__Problem requirements__.
Print each of the entries exactly, leaving nothing out.

####################

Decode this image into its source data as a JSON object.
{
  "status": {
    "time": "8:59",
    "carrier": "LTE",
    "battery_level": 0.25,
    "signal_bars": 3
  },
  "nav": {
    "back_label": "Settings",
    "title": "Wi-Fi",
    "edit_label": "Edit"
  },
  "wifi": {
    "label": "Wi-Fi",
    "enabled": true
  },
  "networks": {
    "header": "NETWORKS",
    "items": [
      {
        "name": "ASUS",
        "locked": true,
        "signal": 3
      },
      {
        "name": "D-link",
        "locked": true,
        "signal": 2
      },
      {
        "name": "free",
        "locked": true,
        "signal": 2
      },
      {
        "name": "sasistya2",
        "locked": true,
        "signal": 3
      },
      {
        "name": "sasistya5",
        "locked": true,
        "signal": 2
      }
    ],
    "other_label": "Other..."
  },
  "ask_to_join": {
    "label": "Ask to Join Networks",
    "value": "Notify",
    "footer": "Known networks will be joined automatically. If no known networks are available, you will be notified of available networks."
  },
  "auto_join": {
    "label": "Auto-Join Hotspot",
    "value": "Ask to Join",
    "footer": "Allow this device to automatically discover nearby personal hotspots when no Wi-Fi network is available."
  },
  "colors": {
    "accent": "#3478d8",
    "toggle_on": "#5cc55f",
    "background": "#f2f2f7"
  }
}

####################

__Output below__.
Decode this image into its source data as a JSON object.
{
  "status": {
    "time": "8:59",
    "carrier": "LTE",
    "battery_level": 0.25,
    "signal_bars": 3
  },
  "nav": {
    "back_label": "Settings",
    "title": "Wi-Fi",
    "edit_label": "Edit"
  },
  "wifi": {
    "label": "Wi-Fi",
    "enabled": true
  },
  "networks": {
    "header": "NETWORKS",
    "items": [
      {
        "name": "ASUS",
        "locked": true,
        "signal": 3
      },
      {
        "name": "D-link",
        "locked": true,
        "signal": 2
      },
      {
        "name": "free",
        "locked": true,
        "signal": 2
      },
      {
        "name": "sasistya2",
        "locked": true,
        "signal": 3
      },
      {
        "name": "sasistya5",
        "locked": true,
        "signal": 2
      }
    ],
    "other_label": "Other..."
  },
  "ask_to_join": {
    "label": "Ask to Join Networks",
    "value": "Notify",
    "footer": "Known networks will be joined automatically. If no known networks are available, you will be notified of available networks."
  },
  "auto_join": {
    "label": "Auto-Join Hotspot",
    "value": "Ask to Join",
    "footer": "Allow this device to automatically discover nearby personal hotspots when no Wi-Fi network is available."
  },
  "colors": {
    "accent": "#3478d8",
    "toggle_on": "#5cc55f",
    "background": "#f2f2f7"
  }
}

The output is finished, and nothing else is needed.